Think how large West Rome’s student body might have been if this had come to pass: a public opinion poll regarding the annexation of all of Garden Lakes into the city of Rome was launched this week in 1966. If the annexation had gone through, all students in the Garden Lakes area would have become Chieftains.
West Rome defeated North Whitfield 16-3 on Monday; racking up sixteen hits in the game, while pitcher Mike Souder only allowed three hits; Jimmy Edwards was the Chieftain’s leading hitter with three hits.
West Rome’s track team continued its winning season with a 121-37-21 win over Main High and Calhoun on Monday; the Chieftains took twelve first places in the track meet, thanks in part to Arbie Lovell’s three first place wins (high hurdles, low hurdles, and triple jump), while Lane Warner and Benny Padgett each posted two wins (880 and mile run for Warner, shot and discus for Padgett). Then the Chiefs defeated Dalton 77-59 in a two-way track meet on Tuesday, claiming ten of the eighteen first places, with Arbie Lovell again taking three first place wins (again with low hurdles, high hurdles, and triple jump).
West Rome’s golf team was having a tougher time of it; the team came in third in a three-way match with East Rome an Cedartown.
McDonald’s was the site of a grease fire on Monday, April 18th, but they were able to clean the store up, replace damaged equipment and fixtures, and re-open for business on Friday, April 22nd.
If you’ don’t remember the Postal Savings System, that might be because it was abolished as of March 27, 1966 and it ceased paying interest as of April 20th, 1966. Up until that time, the US Post Office sold postal savings certificates that paid a monthly interest rate. The system was created way back in 1911 to appeal to immigrants who were accustomed to saving at Post Offices in their home countries; it also served as a depository for people who had lost faith in banks, since the certificates could be purchased in cash, did not require identification, and had no limit on the amount of insured savings that anyone could own. The Saving System were discontinued because its then-meager 2% interest rate was far lower than banks were paying; today, of course, people would gladly line up at the Post Office for a chance to buy a guaranteed certificate that paid 2% interest!

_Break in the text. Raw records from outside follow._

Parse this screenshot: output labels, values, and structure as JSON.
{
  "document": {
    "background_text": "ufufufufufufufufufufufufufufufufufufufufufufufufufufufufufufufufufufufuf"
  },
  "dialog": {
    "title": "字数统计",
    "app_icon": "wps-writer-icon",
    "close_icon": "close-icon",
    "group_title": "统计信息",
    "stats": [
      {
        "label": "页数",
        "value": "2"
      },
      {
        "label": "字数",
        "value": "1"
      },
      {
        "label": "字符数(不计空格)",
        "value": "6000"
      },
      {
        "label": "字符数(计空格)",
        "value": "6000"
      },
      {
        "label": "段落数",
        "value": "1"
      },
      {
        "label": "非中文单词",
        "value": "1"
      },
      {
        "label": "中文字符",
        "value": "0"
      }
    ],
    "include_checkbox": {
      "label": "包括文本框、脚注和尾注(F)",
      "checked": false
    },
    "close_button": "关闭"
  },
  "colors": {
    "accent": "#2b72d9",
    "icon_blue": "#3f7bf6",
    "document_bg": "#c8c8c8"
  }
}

Piggly Wiggly had five pounds of Colonial sugar for 39¢, Downy Flake frozen waffles for a dime a box, and two pounds of frozen french fries for 33¢. Kroger had Spotlight coffee for 39¢ a pound, pork roast for 29¢ a pound, and bananas for a dime a pound. A&P had sirloin steak for 89¢ a pound, Campbell’s pork & beans for 16¢ a can, and green peppers for a dime each. Big Apple had baking hens for 37¢ a pound, Gebhardt chili for 33¢ a can, and Aunt Jemima grits for a dime a box. Couch’s had ground beef for 39¢ a pound, cabbage for a nickel a head, and Coca Cola, Tab, or Sprite for 99¢ a case plus deposit.

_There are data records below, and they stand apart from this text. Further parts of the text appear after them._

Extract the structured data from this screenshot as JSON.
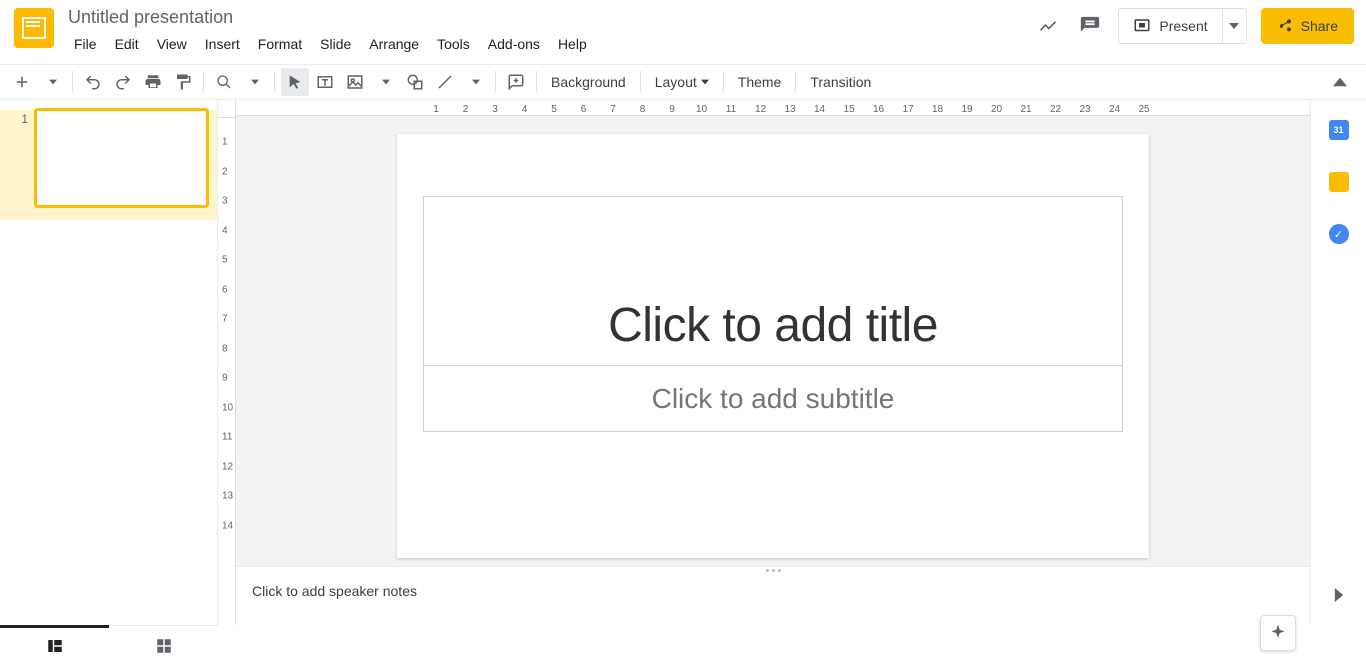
{
  "doc": {
    "title": "Untitled presentation"
  },
  "menus": [
    "File",
    "Edit",
    "View",
    "Insert",
    "Format",
    "Slide",
    "Arrange",
    "Tools",
    "Add-ons",
    "Help"
  ],
  "header": {
    "present": "Present",
    "share": "Share"
  },
  "toolbar": {
    "background": "Background",
    "layout": "Layout",
    "theme": "Theme",
    "transition": "Transition"
  },
  "slide": {
    "number": "1",
    "title_placeholder": "Click to add title",
    "subtitle_placeholder": "Click to add subtitle"
  },
  "notes": {
    "placeholder": "Click to add speaker notes"
  },
  "ruler_h": [
    1,
    2,
    3,
    4,
    5,
    6,
    7,
    8,
    9,
    10,
    11,
    12,
    13,
    14,
    15,
    16,
    17,
    18,
    19,
    20,
    21,
    22,
    23,
    24,
    25
  ],
  "ruler_v": [
    1,
    2,
    3,
    4,
    5,
    6,
    7,
    8,
    9,
    10,
    11,
    12,
    13,
    14
  ]
}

The cinematic week began with Frankie & Johnny (with Elvis Presley) at the DeSoto Theater and Shane (with Alan Ladd) at the First Avenue. The midweek switch out brought Harper (with Paul Newman & Lauren Bacall) to the DeSoto and Hold On (with Herman’s Hermits and Shelley Fabares) to the First Avenue, while the West Rome Drive-In offered a weekend double feature of War Drums (a 1957 oldie with Lex Barker—but in the days before home video, it wasn’t that uncommon for years-old films to make the drive-in circuit) and The World of Suzie Wong (a 1960 drama with Nancy Kwan & William Holden).
The Young Rascals took first place this week in 1966 with “Good Lovin’.” Other top ten hits included “You’re My Soul & Inspiration” by the Righteous Brothers (#2); “Monday Monday” by the Mamas & the Papas (#3); “Sloop John B” by the Beach Boys (#4); “Secret Agent Man” by Johnny Rivers (#5); “Kicks” by Paul Revere (#6); “Time Won’t Let Me” by the Outsiders (#7); “Bang Bang” by Cher (#8); “Daydream” by the Lovin’ Spoonful (#9); and “Leaning on a Lamp Post” by Herman’s Hermits (#10).

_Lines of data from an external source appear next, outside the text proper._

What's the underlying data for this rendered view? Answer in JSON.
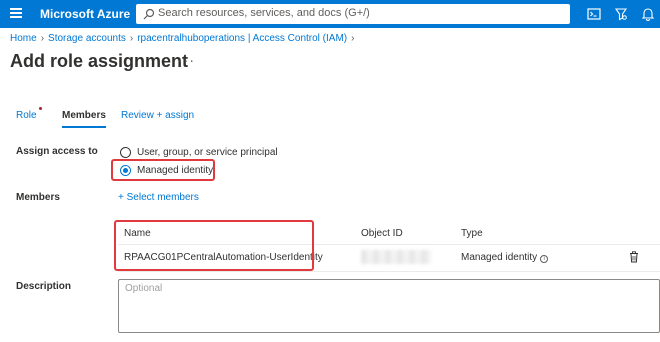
{
  "topbar": {
    "brand": "Microsoft Azure",
    "search_placeholder": "Search resources, services, and docs (G+/)",
    "icons": [
      "cloud-shell-icon",
      "directory-filter-icon",
      "notifications-icon"
    ]
  },
  "breadcrumb": {
    "items": [
      "Home",
      "Storage accounts",
      "rpacentralhuboperations | Access Control (IAM)"
    ]
  },
  "page": {
    "title": "Add role assignment",
    "more": "···"
  },
  "tabs": [
    {
      "label": "Role",
      "required": true
    },
    {
      "label": "Members",
      "active": true
    },
    {
      "label": "Review + assign"
    }
  ],
  "form": {
    "assign_access_label": "Assign access to",
    "options": [
      {
        "label": "User, group, or service principal",
        "selected": false
      },
      {
        "label": "Managed identity",
        "selected": true
      }
    ],
    "members_label": "Members",
    "select_members": "+ Select members",
    "description_label": "Description",
    "description_placeholder": "Optional"
  },
  "members_table": {
    "columns": [
      "Name",
      "Object ID",
      "Type"
    ],
    "rows": [
      {
        "name": "RPAACG01PCentralAutomation-UserIdentity",
        "object_id": "",
        "type": "Managed identity"
      }
    ]
  },
  "colors": {
    "azure_blue": "#0078d4",
    "highlight_red": "#e03a3e"
  }
}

The Academy Awards aired in color for the first time on April 18th; even as late as 1966, some television programming was still presented in black and white, believe it or not!
Poison Ivy made her first appearance this week in 1966 in the pages of Batman #181, courtesy of Robert Kanigher & Sheldon Moldoff (and most definitely not Bob Kane, whose only conribution to Batman at this point was his name).